Posted on July 6, 2017
As early as the 1920s, scientists have used color-based evaluation systems to determine the quality of fruits and vegetables. The first attempts were rudimentary, employing the manual use of Munsell color matching disks and other methodologies reliant on visual analysis.1 Such approaches were inherently subjective, dependent on the error-prone human eye, limiting their accuracy. But with the introduction of spectral analysis, that changed. Suddenly, there was an objective way of measuring color, one that allowed researchers to precisely categorize the quality of fruits and vegetables via spectral reflectance values rather than unreliable human sight.
Today, spectrophotometers are employed by fruit and vegetable producers all over the world to evaluate both the appearance and the constitution of produce. These sophisticated instruments allow for the highest level of quality control to ensure only the most appealing products enter the marketplace. Additionally, the captured data guides horticultural practices and protects public health and safety.
But while spectrophotometers have led to the production of more consistent and visually appealing produce, this has yet to translate into increased consumption of fruits and vegetables. Now, researchers want to change that.
Inadequate Consumption of Fruits and Vegetables
Fruits and vegetables are invaluable parts of a healthy diet, promoting cardiovascular health, lowering disease risk, and aiding digestion.2 There is even evidence that “eating a diet rich in fruits [and vegetables] can actually prevent the onset of clinical depression.”3 As a result, the US federal dietary guidelines recommend people eat 2-3 cups of vegetables per day and 1.5-2 cups of fruit in order to main good health.
But most of us aren’t eating enough fruits and vegetables to experience these benefits, despite ostensible growing interest in healthier lifestyle habits. According to researchers at the Centers for Disease Control and Prevention, “87 percent of Americans don’t meet recommendations for fruit consumption and 91 percent don’t meet recommendations for vegetable consumption.”4 This inadequate fruit and vegetable intake can have a profound impact, damaging both physical and mental health. Spurred by these findings, public health officials are now working to promote higher fruit and vegetable consumption, primarily via nutritional education targeted at schoolchildren. “Better dietary practices earlier in life might lead to better practices later,” the researchers note. “Increased attention to food environments in multiple settings, including childcare [and schools] might help improve fruit and vegetable intake, and thus help prevent chronic disease.”
Increasing the Appeal of Fruits and Vegetables for Young Women
Researchers in Australia, however, are taking a different route. Rather than touting the physical health benefits of fruits and vegetables to children, they want to appeal to vanity in order to promote fruit and vegetable consumption amongst Caucasian women age 18-34, who have amongst the lowest adult produce intakes. “Recent evidence has shown that young women are motivated to change their health behaviors based on improving their appearance and looking good rather than health concerns,” they write. “Appearance-based interventions focusing on other health risk behaviors (smoking and sun exposure) in young adults have been successful in motivating behavior change.”5

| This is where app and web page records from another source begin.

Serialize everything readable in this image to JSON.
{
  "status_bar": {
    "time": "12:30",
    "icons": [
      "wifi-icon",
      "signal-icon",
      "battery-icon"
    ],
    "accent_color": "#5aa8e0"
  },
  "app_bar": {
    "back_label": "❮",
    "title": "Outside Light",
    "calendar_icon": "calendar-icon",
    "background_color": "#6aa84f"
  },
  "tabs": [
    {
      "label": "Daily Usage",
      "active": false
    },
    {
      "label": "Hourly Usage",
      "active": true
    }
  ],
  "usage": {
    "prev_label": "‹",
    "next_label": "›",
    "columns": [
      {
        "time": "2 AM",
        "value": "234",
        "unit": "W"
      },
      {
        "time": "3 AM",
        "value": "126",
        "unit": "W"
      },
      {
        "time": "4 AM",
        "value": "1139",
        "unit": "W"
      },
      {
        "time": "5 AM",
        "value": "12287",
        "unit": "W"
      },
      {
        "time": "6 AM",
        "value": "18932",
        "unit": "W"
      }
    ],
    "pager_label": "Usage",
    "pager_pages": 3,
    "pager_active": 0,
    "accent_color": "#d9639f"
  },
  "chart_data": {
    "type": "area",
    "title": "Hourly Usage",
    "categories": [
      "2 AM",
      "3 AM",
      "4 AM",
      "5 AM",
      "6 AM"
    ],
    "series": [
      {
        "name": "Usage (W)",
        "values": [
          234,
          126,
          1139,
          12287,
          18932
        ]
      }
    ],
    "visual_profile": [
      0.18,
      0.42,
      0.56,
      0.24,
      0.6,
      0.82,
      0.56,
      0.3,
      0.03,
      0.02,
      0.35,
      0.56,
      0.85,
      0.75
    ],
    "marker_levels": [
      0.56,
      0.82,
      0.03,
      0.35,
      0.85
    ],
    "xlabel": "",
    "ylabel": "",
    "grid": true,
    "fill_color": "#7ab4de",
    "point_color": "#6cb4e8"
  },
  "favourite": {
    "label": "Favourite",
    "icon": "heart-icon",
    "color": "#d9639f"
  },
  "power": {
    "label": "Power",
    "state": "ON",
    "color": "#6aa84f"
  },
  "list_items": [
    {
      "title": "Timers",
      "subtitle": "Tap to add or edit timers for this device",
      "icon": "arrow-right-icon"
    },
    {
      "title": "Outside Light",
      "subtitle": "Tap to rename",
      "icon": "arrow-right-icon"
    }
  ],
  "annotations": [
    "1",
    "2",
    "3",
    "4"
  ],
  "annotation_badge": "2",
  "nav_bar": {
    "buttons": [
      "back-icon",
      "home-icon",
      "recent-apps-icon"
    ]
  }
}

But the researchers didn’t focus on the effects of fruits and vegetables on weight or weight loss, as one might expect. Rather, they were interested in the effects of fruit and vegetable consumption on skin color:
A recent appearance-based intervention displaying the effects of fruit and vegetable intake on participants own facial skin color found that this approach motivated increased consumption of fruits and vegetables. Interventions that focus on appearance could be a novel way of motivating young women to improve […] fruit and vegetable intakes.
In other words, we may have been going about things the wrong way; rather than focusing on long-term health benefits, young women are driven by a desire for immediate aesthetic improvement.
Spectrophotometric Measurement of Skin Color
In order to determine how various fruits and vegetables impact skin color, the researchers used spectrophotometric instrumentation to measure reflectance values. This non-invasive method optical method allows for accurate determination of color to precisely correlate produce constitution with changes in skin tone, demonstrating the potential for novel uses of spectrophotometers to promote better public health.
The data revealed that higher fruit and vegetable intakes were strongly associated with skin color, particularly skin yellowness. This yellowness has been found to be perceived as more desirable than other skin colors in Caucasian women.6 “In the adjusted regression model, for every additional serving of combined fruit and vegetables per day there was an increased 0.8 units in overall skin yellowness and 1.0 units in unexposed skin yellowness,” the authors note. Produce with high levels of lutein/zeaxanthin were particularly strongly associated with skin yellowness, possibly due to their relatively high bioavailability. Although the raw data difference may appear to be small, it is “perceived as a visible increase in the appearance of skin as healthy and attractive.”
The authors acknowledge that more research is needed to determine whether “the observed effects could be used as a tool to motivate young women to change their dietary behavior.” However, the success of other public health campaigns in appealing to vanity suggests that such strategies could prove to be valuable in the promotion of increased fruit and vegetable intake.
Full article with photos available here: